## Try it:
Whenever a line in the records below holds the string "this", copy it out.

[Interface dataset entries]

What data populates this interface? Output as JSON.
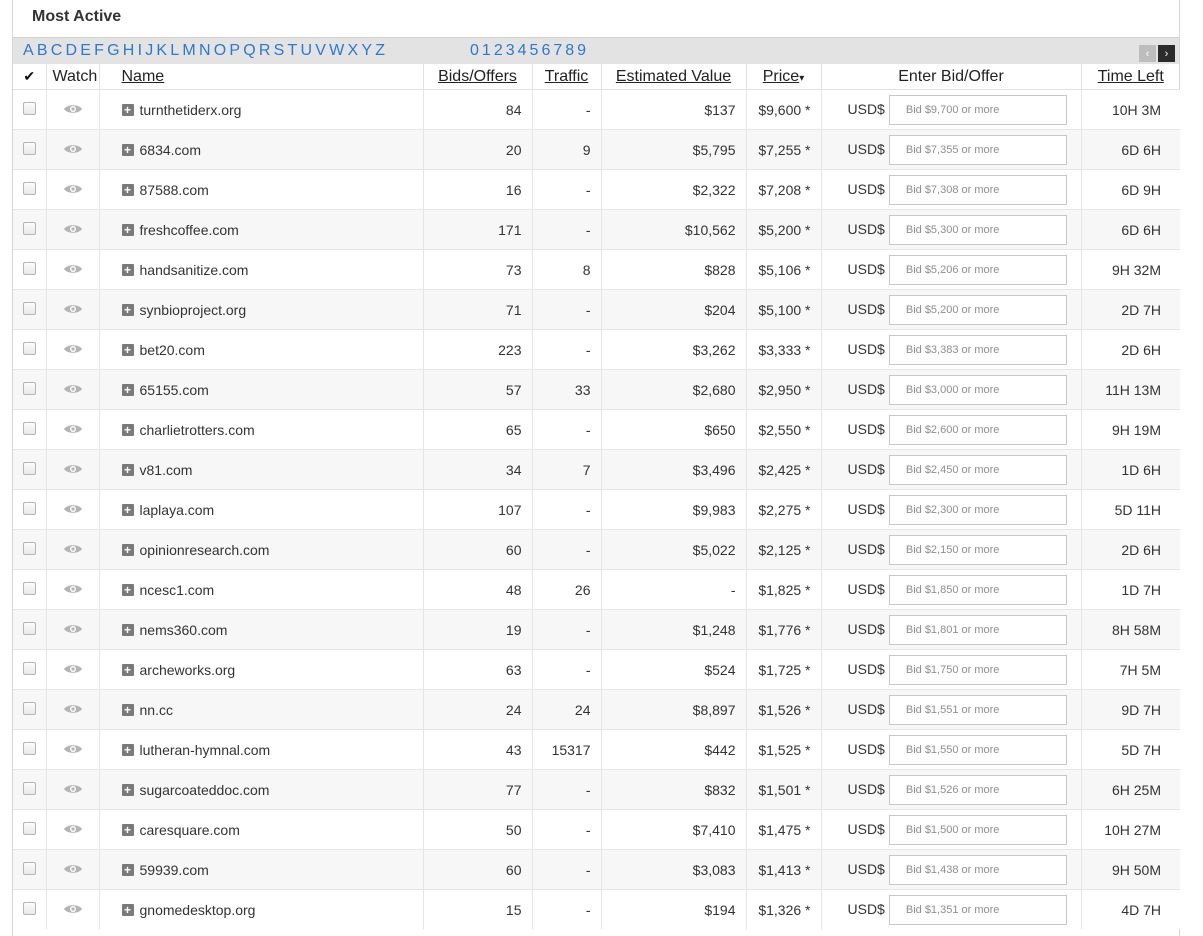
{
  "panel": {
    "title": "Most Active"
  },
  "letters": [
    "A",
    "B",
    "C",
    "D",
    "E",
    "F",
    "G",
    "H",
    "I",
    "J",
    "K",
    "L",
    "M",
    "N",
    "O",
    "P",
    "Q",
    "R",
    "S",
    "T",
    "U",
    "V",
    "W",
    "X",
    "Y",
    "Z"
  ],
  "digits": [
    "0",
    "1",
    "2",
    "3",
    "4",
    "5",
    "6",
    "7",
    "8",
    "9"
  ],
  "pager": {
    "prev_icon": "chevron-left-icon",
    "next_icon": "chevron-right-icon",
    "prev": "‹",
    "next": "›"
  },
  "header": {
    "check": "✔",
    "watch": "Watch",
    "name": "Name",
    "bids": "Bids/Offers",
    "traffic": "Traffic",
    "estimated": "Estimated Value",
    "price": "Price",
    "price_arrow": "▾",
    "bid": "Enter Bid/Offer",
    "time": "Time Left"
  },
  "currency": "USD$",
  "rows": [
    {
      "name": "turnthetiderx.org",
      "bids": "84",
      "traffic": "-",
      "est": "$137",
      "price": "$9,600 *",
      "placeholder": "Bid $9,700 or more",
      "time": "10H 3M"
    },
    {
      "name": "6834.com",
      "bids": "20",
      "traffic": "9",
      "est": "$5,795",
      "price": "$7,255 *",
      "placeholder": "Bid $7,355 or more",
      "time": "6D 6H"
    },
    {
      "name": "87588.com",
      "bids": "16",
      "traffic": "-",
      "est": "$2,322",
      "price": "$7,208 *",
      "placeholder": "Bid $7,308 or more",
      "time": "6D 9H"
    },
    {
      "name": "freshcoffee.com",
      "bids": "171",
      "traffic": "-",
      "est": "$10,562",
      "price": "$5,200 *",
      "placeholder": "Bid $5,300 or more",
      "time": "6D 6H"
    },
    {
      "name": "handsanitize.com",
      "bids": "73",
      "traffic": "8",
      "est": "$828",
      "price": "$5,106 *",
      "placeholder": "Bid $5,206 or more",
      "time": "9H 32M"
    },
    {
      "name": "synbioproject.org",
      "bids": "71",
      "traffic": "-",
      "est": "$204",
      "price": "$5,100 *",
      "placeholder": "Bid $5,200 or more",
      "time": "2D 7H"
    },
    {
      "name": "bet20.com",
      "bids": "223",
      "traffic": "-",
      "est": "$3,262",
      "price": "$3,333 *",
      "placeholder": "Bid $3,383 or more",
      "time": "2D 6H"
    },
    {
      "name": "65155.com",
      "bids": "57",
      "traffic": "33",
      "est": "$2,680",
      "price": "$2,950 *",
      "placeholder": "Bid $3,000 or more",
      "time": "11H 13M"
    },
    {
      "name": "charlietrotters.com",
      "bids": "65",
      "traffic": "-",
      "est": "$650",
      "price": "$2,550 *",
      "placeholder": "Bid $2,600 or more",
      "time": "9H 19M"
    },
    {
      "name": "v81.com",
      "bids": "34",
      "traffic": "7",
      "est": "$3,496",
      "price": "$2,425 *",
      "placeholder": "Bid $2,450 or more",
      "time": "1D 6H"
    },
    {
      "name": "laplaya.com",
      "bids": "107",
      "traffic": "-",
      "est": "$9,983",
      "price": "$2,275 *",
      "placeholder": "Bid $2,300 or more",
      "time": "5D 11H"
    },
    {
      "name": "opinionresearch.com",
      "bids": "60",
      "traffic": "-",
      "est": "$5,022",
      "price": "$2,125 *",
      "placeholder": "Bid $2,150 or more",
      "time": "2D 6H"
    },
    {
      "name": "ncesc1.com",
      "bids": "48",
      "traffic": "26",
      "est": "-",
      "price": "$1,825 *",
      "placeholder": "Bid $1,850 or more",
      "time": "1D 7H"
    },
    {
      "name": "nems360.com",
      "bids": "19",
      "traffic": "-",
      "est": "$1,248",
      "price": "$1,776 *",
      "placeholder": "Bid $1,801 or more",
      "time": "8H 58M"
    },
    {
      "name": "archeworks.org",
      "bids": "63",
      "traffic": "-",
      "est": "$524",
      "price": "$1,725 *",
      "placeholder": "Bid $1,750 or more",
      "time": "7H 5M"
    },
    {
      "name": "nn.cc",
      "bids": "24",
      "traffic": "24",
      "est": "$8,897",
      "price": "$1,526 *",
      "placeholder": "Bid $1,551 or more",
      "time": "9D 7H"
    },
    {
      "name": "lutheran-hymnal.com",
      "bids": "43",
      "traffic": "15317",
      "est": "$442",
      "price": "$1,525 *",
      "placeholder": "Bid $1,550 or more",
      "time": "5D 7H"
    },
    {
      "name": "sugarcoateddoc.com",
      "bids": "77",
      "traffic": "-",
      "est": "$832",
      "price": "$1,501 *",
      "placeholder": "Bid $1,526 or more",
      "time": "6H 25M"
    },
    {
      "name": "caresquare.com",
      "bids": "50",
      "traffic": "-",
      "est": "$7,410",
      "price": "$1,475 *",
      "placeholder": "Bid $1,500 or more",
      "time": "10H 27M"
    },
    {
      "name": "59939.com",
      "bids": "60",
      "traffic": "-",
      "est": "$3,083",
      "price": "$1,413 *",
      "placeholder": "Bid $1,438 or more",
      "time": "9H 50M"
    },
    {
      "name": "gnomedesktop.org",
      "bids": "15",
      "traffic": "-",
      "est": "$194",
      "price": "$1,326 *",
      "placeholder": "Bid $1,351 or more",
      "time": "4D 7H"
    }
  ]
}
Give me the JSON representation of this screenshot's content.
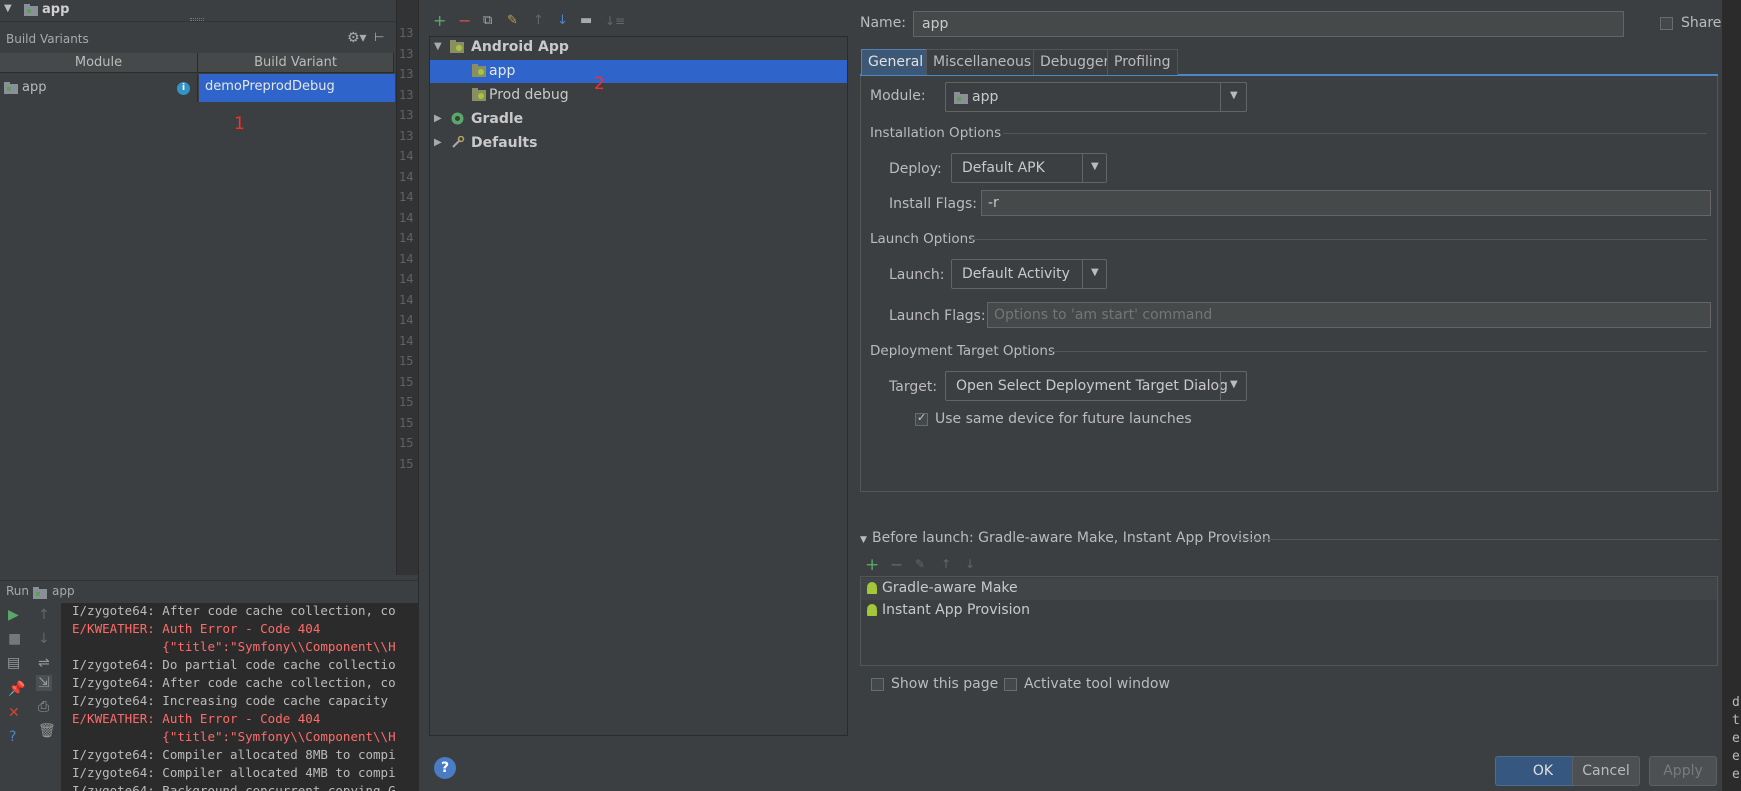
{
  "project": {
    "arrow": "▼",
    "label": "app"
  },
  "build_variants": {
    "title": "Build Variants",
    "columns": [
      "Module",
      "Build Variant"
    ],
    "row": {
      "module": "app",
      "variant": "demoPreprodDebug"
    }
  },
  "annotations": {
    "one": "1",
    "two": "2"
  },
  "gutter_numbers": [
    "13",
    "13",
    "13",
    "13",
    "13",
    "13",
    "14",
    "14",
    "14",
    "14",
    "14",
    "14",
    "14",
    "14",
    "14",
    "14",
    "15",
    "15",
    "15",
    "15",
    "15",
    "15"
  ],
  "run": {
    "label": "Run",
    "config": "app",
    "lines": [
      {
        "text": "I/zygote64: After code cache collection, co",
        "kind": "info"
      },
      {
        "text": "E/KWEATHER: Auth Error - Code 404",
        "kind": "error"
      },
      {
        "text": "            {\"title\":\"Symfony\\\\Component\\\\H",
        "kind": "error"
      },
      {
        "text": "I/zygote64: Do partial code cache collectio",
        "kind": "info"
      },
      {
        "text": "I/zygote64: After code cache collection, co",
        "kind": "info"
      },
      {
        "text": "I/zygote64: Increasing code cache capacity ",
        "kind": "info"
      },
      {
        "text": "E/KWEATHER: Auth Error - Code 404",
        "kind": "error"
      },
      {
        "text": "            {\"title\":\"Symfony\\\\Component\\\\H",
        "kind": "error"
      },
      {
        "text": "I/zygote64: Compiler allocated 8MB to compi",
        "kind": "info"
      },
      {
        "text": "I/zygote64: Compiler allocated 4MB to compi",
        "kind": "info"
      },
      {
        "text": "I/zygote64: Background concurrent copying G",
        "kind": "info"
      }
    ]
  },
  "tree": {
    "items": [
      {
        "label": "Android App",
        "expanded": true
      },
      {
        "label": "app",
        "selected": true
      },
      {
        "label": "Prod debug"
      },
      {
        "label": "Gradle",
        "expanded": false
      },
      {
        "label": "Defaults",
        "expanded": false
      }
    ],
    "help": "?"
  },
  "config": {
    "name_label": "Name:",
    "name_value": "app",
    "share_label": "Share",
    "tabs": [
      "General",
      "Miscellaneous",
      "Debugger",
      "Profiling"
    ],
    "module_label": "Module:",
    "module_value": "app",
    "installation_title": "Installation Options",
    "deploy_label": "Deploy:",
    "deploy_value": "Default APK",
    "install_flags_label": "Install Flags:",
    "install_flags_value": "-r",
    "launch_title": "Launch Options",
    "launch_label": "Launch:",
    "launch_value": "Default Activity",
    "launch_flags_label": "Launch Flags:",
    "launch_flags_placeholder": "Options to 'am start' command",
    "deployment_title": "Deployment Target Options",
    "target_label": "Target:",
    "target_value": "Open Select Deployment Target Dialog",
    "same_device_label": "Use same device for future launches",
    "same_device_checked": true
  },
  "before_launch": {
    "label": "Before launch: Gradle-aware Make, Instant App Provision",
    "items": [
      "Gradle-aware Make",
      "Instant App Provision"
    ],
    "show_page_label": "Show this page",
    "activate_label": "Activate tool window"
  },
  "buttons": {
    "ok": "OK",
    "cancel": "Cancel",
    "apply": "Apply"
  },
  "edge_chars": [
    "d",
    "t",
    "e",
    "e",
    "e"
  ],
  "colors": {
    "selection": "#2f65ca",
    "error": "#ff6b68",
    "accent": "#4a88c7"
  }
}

## Result below:
What data populates this interface? Output as JSON.
Give me the JSON representation of this screenshot's content.
    "show_page_label": "Show this page",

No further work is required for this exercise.